Material for the task
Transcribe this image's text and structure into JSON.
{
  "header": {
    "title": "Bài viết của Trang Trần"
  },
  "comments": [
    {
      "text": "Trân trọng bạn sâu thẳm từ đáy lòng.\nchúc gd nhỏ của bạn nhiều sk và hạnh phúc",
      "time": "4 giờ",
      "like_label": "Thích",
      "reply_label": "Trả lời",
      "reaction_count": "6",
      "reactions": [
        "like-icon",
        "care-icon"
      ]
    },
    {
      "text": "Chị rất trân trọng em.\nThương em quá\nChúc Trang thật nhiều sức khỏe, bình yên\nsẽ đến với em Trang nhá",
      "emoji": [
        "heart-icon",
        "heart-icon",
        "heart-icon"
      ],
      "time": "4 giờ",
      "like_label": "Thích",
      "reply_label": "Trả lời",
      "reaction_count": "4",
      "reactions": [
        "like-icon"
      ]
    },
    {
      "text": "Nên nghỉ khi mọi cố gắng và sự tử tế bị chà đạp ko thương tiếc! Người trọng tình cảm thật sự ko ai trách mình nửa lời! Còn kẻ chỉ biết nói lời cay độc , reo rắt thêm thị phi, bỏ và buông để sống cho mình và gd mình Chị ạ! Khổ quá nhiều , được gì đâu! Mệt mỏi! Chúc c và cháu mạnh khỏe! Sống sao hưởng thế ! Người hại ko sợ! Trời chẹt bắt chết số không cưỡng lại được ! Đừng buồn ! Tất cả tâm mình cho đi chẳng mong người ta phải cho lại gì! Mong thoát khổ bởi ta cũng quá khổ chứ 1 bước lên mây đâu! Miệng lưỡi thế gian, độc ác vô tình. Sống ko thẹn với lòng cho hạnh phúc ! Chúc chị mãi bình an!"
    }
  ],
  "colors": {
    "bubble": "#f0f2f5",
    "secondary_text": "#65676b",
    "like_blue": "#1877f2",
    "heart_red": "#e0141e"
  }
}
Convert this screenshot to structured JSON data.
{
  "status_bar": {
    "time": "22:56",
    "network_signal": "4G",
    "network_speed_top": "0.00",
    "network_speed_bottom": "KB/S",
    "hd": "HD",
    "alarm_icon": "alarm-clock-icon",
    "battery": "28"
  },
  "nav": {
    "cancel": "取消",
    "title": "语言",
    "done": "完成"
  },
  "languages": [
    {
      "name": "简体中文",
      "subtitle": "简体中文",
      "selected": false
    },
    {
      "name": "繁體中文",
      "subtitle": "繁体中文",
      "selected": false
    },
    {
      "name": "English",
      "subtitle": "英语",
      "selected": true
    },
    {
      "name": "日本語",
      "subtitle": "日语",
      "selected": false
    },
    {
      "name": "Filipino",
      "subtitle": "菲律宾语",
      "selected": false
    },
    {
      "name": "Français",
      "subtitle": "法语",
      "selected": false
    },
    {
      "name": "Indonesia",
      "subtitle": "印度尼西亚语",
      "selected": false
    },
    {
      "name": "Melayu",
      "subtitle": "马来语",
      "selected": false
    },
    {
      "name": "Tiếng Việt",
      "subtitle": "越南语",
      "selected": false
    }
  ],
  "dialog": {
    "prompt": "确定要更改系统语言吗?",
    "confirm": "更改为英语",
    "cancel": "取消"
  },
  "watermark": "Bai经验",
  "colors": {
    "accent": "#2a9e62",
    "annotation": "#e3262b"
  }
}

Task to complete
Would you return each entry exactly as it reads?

Written reply
Transcribe this image's text and structure into JSON.
{
  "header": {
    "title": "Bài viết của Trang Trần"
  },
  "comments": [
    {
      "text": "Trân trọng bạn sâu thẳm từ đáy lòng.\nchúc gd nhỏ của bạn nhiều sk và hạnh phúc",
      "time": "4 giờ",
      "like_label": "Thích",
      "reply_label": "Trả lời",
      "reaction_count": "6",
      "reactions": [
        "like-icon",
        "care-icon"
      ]
    },
    {
      "text": "Chị rất trân trọng em.\nThương em quá\nChúc Trang thật nhiều sức khỏe, bình yên\nsẽ đến với em Trang nhá",
      "emoji": [
        "heart-icon",
        "heart-icon",
        "heart-icon"
      ],
      "time": "4 giờ",
      "like_label": "Thích",
      "reply_label": "Trả lời",
      "reaction_count": "4",
      "reactions": [
        "like-icon"
      ]
    },
    {
      "text": "Nên nghỉ khi mọi cố gắng và sự tử tế bị chà đạp ko thương tiếc! Người trọng tình cảm thật sự ko ai trách mình nửa lời! Còn kẻ chỉ biết nói lời cay độc , reo rắt thêm thị phi, bỏ và buông để sống cho mình và gd mình Chị ạ! Khổ quá nhiều , được gì đâu! Mệt mỏi! Chúc c và cháu mạnh khỏe! Sống sao hưởng thế ! Người hại ko sợ! Trời chẹt bắt chết số không cưỡng lại được ! Đừng buồn ! Tất cả tâm mình cho đi chẳng mong người ta phải cho lại gì! Mong thoát khổ bởi ta cũng quá khổ chứ 1 bước lên mây đâu! Miệng lưỡi thế gian, độc ác vô tình. Sống ko thẹn với lòng cho hạnh phúc ! Chúc chị mãi bình an!"
    }
  ],
  "colors": {
    "bubble": "#f0f2f5",
    "secondary_text": "#65676b",
    "like_blue": "#1877f2",
    "heart_red": "#e0141e"
  }
}
Convert this screenshot to structured JSON data.
{
  "status_bar": {
    "time": "22:56",
    "network_signal": "4G",
    "network_speed_top": "0.00",
    "network_speed_bottom": "KB/S",
    "hd": "HD",
    "alarm_icon": "alarm-clock-icon",
    "battery": "28"
  },
  "nav": {
    "cancel": "取消",
    "title": "语言",
    "done": "完成"
  },
  "languages": [
    {
      "name": "简体中文",
      "subtitle": "简体中文",
      "selected": false
    },
    {
      "name": "繁體中文",
      "subtitle": "繁体中文",
      "selected": false
    },
    {
      "name": "English",
      "subtitle": "英语",
      "selected": true
    },
    {
      "name": "日本語",
      "subtitle": "日语",
      "selected": false
    },
    {
      "name": "Filipino",
      "subtitle": "菲律宾语",
      "selected": false
    },
    {
      "name": "Français",
      "subtitle": "法语",
      "selected": false
    },
    {
      "name": "Indonesia",
      "subtitle": "印度尼西亚语",
      "selected": false
    },
    {
      "name": "Melayu",
      "subtitle": "马来语",
      "selected": false
    },
    {
      "name": "Tiếng Việt",
      "subtitle": "越南语",
      "selected": false
    }
  ],
  "dialog": {
    "prompt": "确定要更改系统语言吗?",
    "confirm": "更改为英语",
    "cancel": "取消"
  },
  "watermark": "Bai经验",
  "colors": {
    "accent": "#2a9e62",
    "annotation": "#e3262b"
  }
}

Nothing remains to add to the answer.